Since the stomach gives no obvious external sign of its workings, investigators of gastric movements have hitherto been obliged to confine their studies to pathological subjects or to animals subjected to serious operative interference. Observations made under these necessarily abnormal conditions have yielded a literature which is full of conflicting statements and uncertain results. The only sure conclusion to be drawn from this material is that when the stomach receives food, obscure peristaltic contractions are set going, which in some way churn the food to a liquid chyme and force it into the intestines. How imperfectly this describes the real workings of the stomach will appear from the following account of the actions of the organ studied by a new method. The mixing of a small quantity of subnitrate of bismuth with the food allows not only the contractions of the gastric wall, but also the movements of the gastric contents to be seen with the Röntgen rays in the uninjured animal during normal digestion.

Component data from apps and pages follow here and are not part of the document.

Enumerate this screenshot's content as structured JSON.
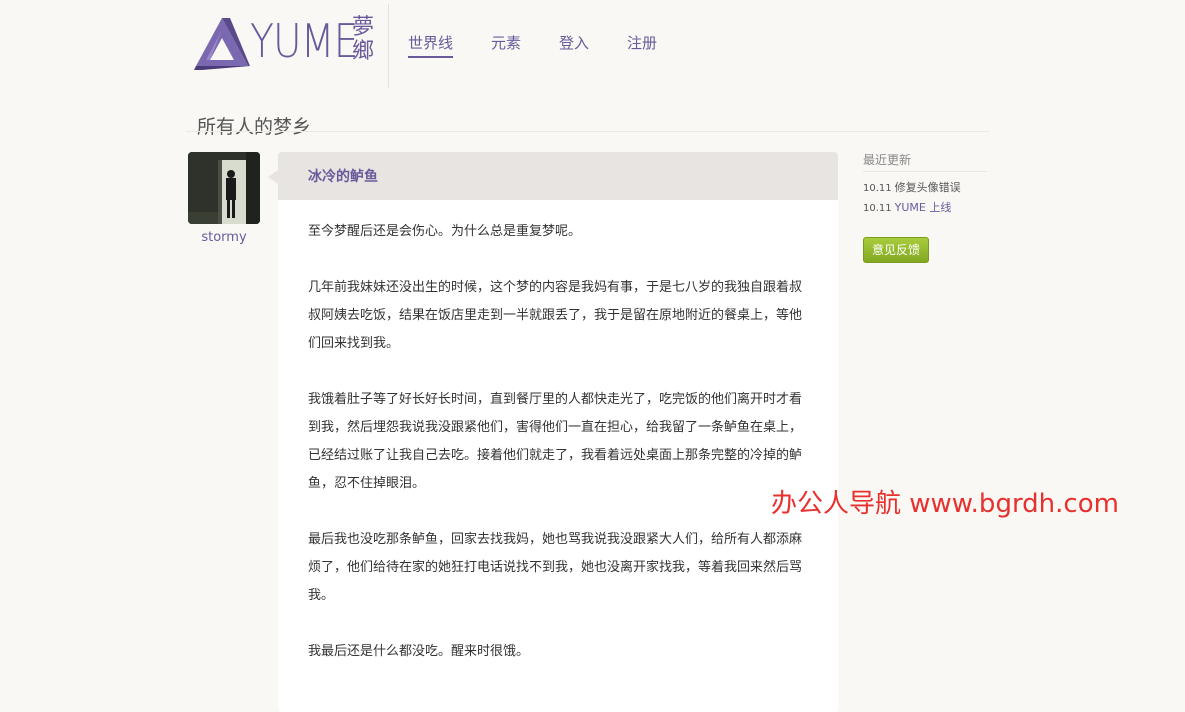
{
  "header": {
    "logo_text": "YUME",
    "logo_kanji": "夢鄉",
    "nav": [
      {
        "label": "世界线",
        "active": true
      },
      {
        "label": "元素",
        "active": false
      },
      {
        "label": "登入",
        "active": false
      },
      {
        "label": "注册",
        "active": false
      }
    ]
  },
  "page_title": "所有人的梦乡",
  "post": {
    "author": "stormy",
    "title": "冰冷的鲈鱼",
    "paragraphs": [
      "至今梦醒后还是会伤心。为什么总是重复梦呢。",
      "几年前我妹妹还没出生的时候，这个梦的内容是我妈有事，于是七八岁的我独自跟着叔叔阿姨去吃饭，结果在饭店里走到一半就跟丢了，我于是留在原地附近的餐桌上，等他们回来找到我。",
      "我饿着肚子等了好长好长时间，直到餐厅里的人都快走光了，吃完饭的他们离开时才看到我，然后埋怨我说我没跟紧他们，害得他们一直在担心，给我留了一条鲈鱼在桌上，已经结过账了让我自己去吃。接着他们就走了，我看着远处桌面上那条完整的冷掉的鲈鱼，忍不住掉眼泪。",
      "最后我也没吃那条鲈鱼，回家去找我妈，她也骂我说我没跟紧大人们，给所有人都添麻烦了，他们给待在家的她狂打电话说找不到我，她也没离开家找我，等着我回来然后骂我。",
      "我最后还是什么都没吃。醒来时很饿。"
    ]
  },
  "sidebar": {
    "heading": "最近更新",
    "updates": [
      {
        "date": "10.11",
        "text": "修复头像错误",
        "link": false
      },
      {
        "date": "10.11",
        "text": "YUME 上线",
        "link": true
      }
    ],
    "feedback_label": "意见反馈"
  },
  "watermark": "办公人导航 www.bgrdh.com",
  "colors": {
    "accent": "#6a5a9c",
    "background": "#f9f8f4",
    "post_header": "#e8e4e1",
    "feedback_green": "#8db52a",
    "watermark_red": "#e8302e"
  }
}
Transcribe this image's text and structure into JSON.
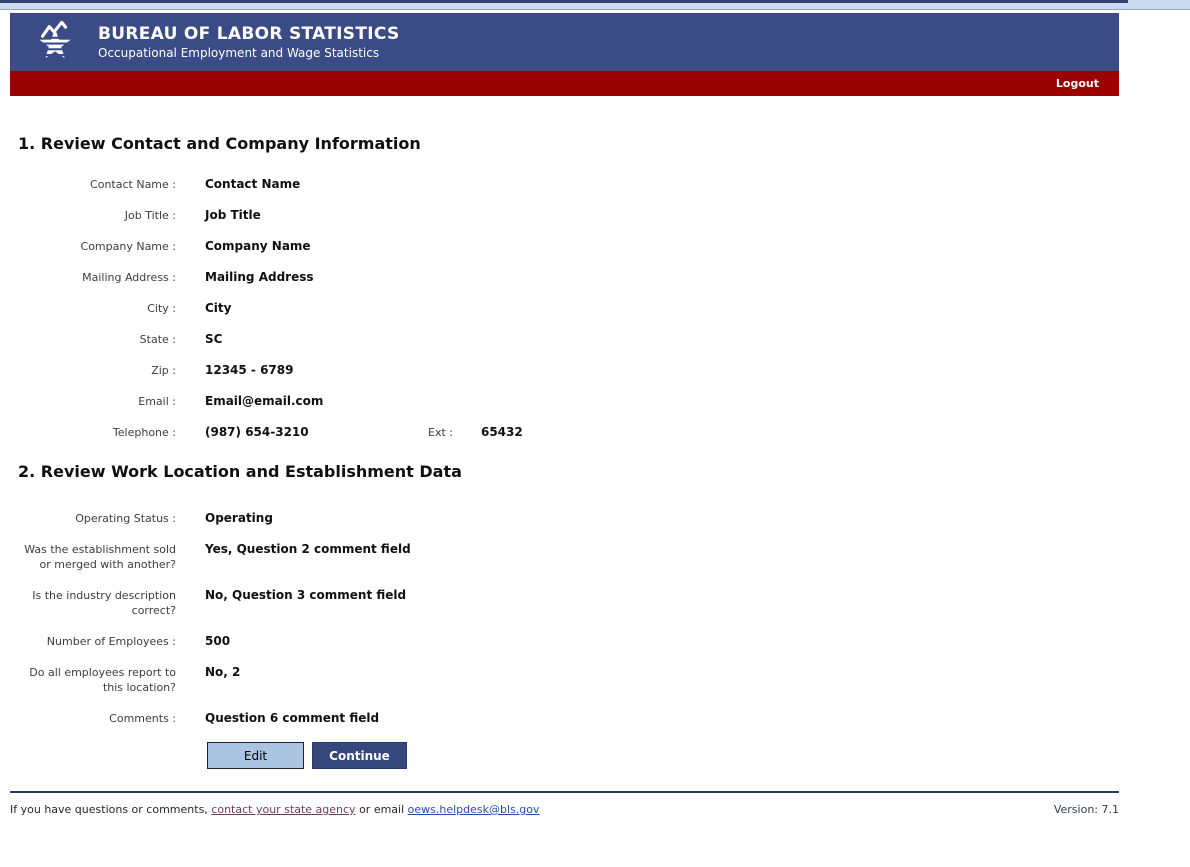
{
  "header": {
    "title": "BUREAU OF LABOR STATISTICS",
    "subtitle": "Occupational Employment and Wage Statistics",
    "logout_label": "Logout",
    "logo_icon": "bls-star-chart-logo"
  },
  "sections": [
    {
      "heading": "1. Review Contact and Company Information",
      "rows": [
        {
          "label": "Contact Name :",
          "value": "Contact Name"
        },
        {
          "label": "Job Title :",
          "value": "Job Title"
        },
        {
          "label": "Company Name :",
          "value": "Company Name"
        },
        {
          "label": "Mailing Address :",
          "value": "Mailing Address"
        },
        {
          "label": "City :",
          "value": "City"
        },
        {
          "label": "State :",
          "value": "SC"
        },
        {
          "label": "Zip :",
          "value": "12345 - 6789"
        },
        {
          "label": "Email :",
          "value": "Email@email.com"
        },
        {
          "label": "Telephone :",
          "value": "(987) 654-3210",
          "ext_label": "Ext :",
          "ext_value": "65432"
        }
      ]
    },
    {
      "heading": "2. Review Work Location and Establishment Data",
      "rows": [
        {
          "label": "Operating Status :",
          "value": "Operating"
        },
        {
          "label": "Was the establishment sold or merged with another?",
          "value": "Yes, Question 2 comment field"
        },
        {
          "label": "Is the industry description correct?",
          "value": "No, Question 3 comment field"
        },
        {
          "label": "Number of Employees :",
          "value": "500"
        },
        {
          "label": "Do all employees report to this location?",
          "value": "No, 2"
        },
        {
          "label": "Comments :",
          "value": "Question 6 comment field"
        }
      ]
    }
  ],
  "buttons": {
    "edit_label": "Edit",
    "continue_label": "Continue"
  },
  "footer": {
    "text_prefix": "If you have questions or comments, ",
    "link_state_agency": "contact your state agency",
    "text_middle": " or email ",
    "link_email": "oews.helpdesk@bls.gov",
    "version": "Version: 7.1"
  },
  "colors": {
    "header_navy": "#3b4b86",
    "bar_red": "#9a0202",
    "continue_button_navy": "#35477d",
    "edit_button_light_blue": "#aac4e1",
    "top_strip_light_blue": "#cbd9f1",
    "visited_link": "#6e3c55",
    "email_link_blue": "#2052a3"
  }
}
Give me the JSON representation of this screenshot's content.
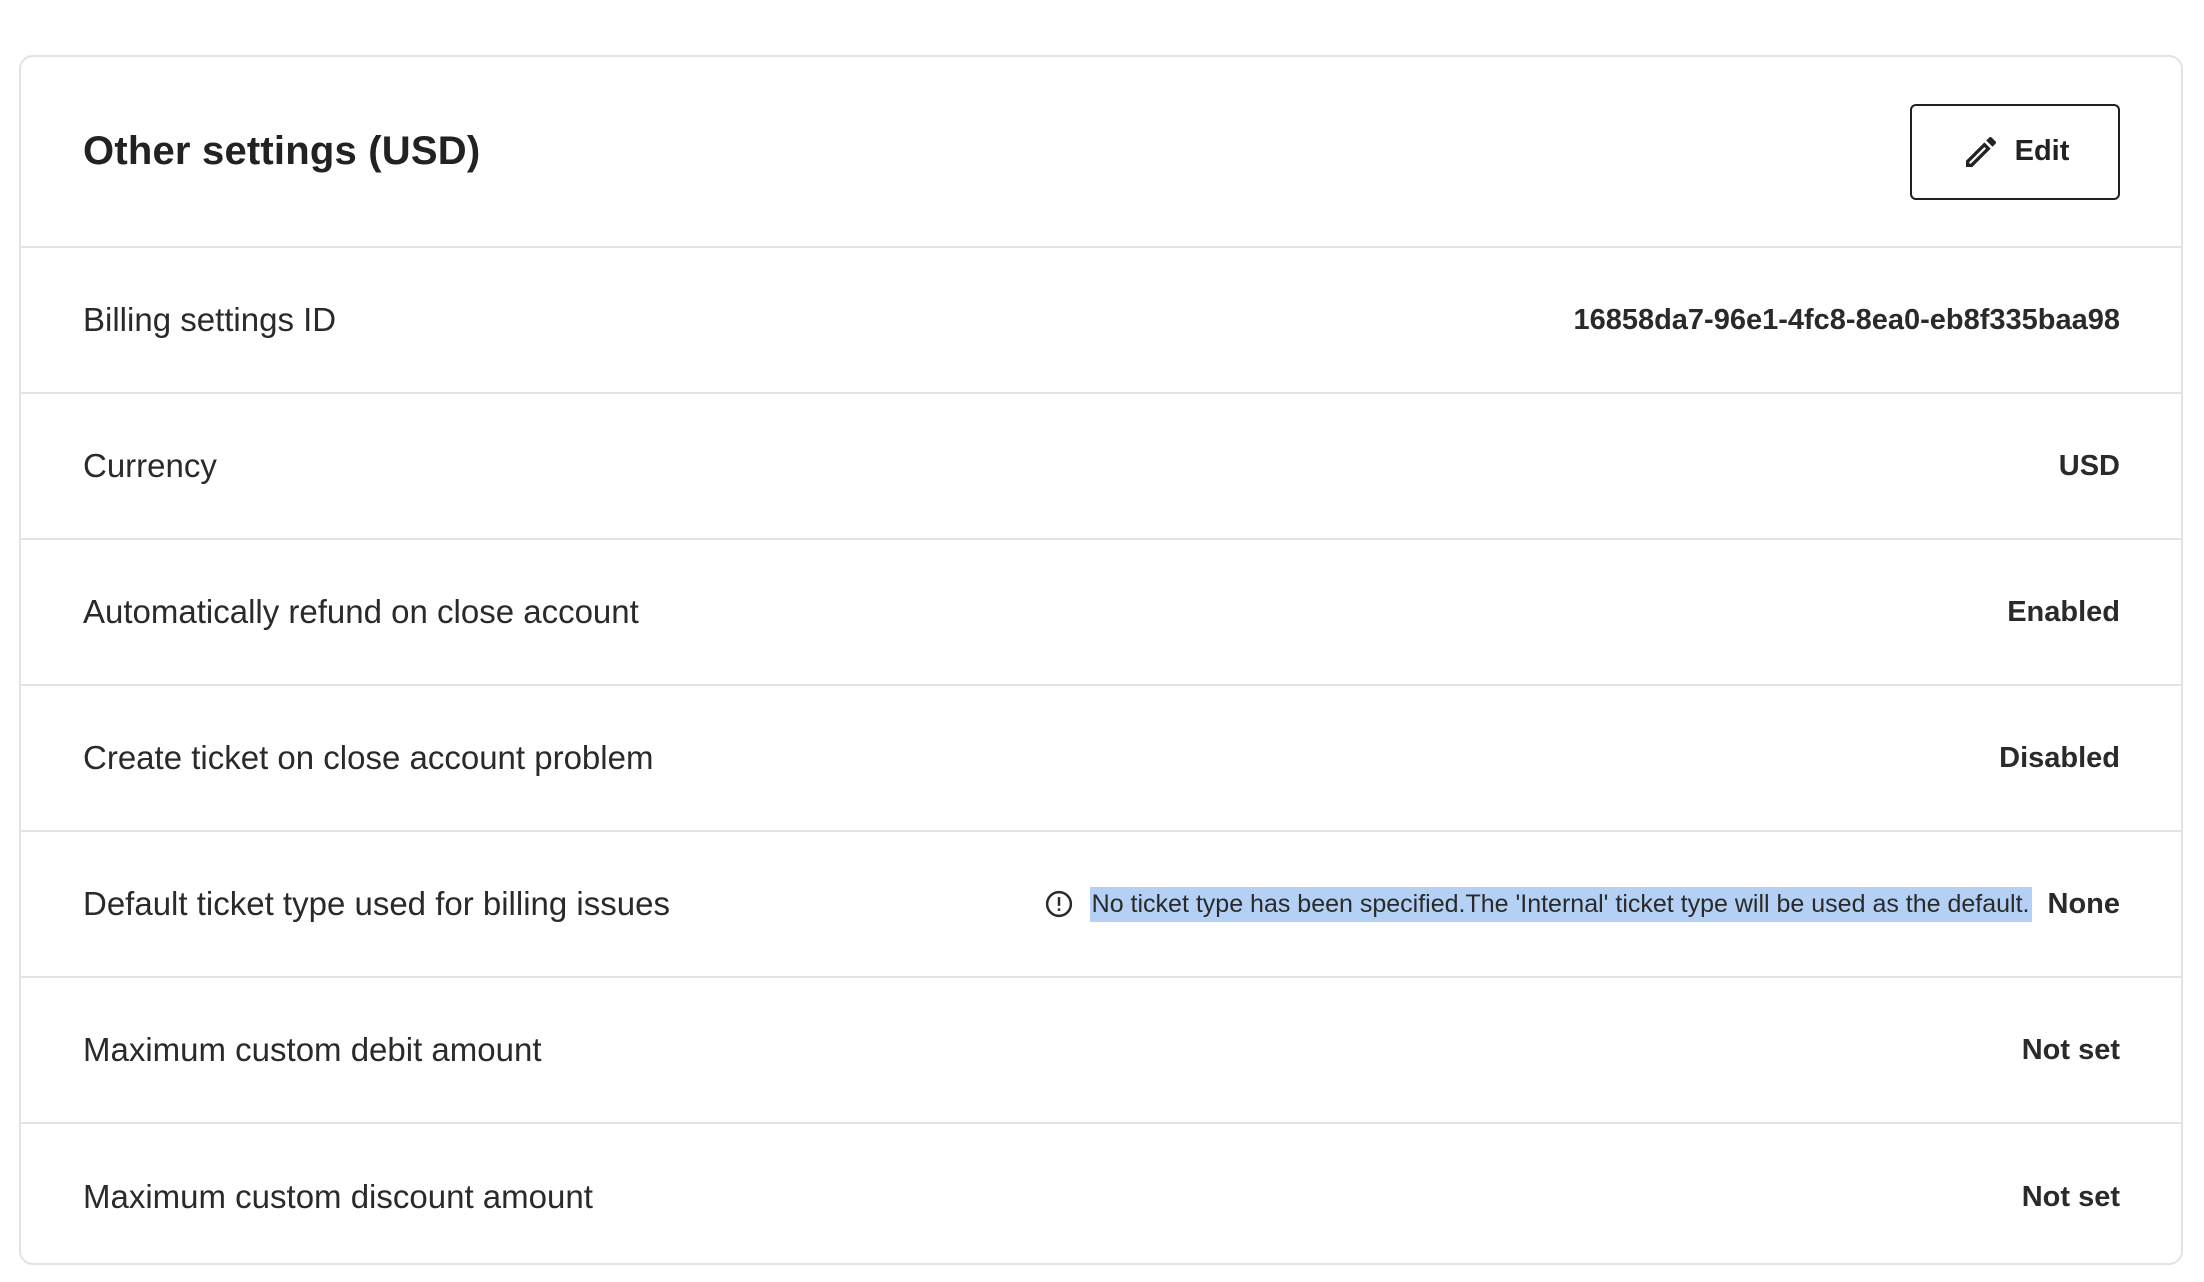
{
  "card": {
    "title": "Other settings (USD)",
    "edit_label": "Edit"
  },
  "rows": [
    {
      "label": "Billing settings ID",
      "value": "16858da7-96e1-4fc8-8ea0-eb8f335baa98"
    },
    {
      "label": "Currency",
      "value": "USD"
    },
    {
      "label": "Automatically refund on close account",
      "value": "Enabled"
    },
    {
      "label": "Create ticket on close account problem",
      "value": "Disabled"
    },
    {
      "label": "Default ticket type used for billing issues",
      "value": "None",
      "info_icon": "info-circle-icon",
      "info_text": "No ticket type has been specified.The 'Internal' ticket type will be used as the default."
    },
    {
      "label": "Maximum custom debit amount",
      "value": "Not set"
    },
    {
      "label": "Maximum custom discount amount",
      "value": "Not set"
    }
  ],
  "icons": {
    "edit": "pencil-icon",
    "info": "info-circle-icon"
  },
  "colors": {
    "border": "#e3e3e3",
    "text": "#2a2a2a",
    "selection_highlight": "#b4d0f4"
  }
}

Such philosophy as shall not vanish in the fume of subtile, sublime, or delectable speculation but shall be operative to the endowment and betterment of man’s life.
The operative definition of an expert … someone who doesn’t make small mistakes.
To discover the laws of operative power in material productions, whether formed by man or brought into being by Nature herself, is the work of a science, and is indeed what we more especially term Science.
Why, in God's name, in our days, is there such a great difference between a physician and a surgeon? The physicians have abandoned operative procedures and the laity, either, as some say, because they disdain to operate with their hands, or rather, as I think, because they do not know how to perform operation. Indeed, this abuse is so inveterate that the common people look upon it as impossible for the same person to understand both surgery and medicine.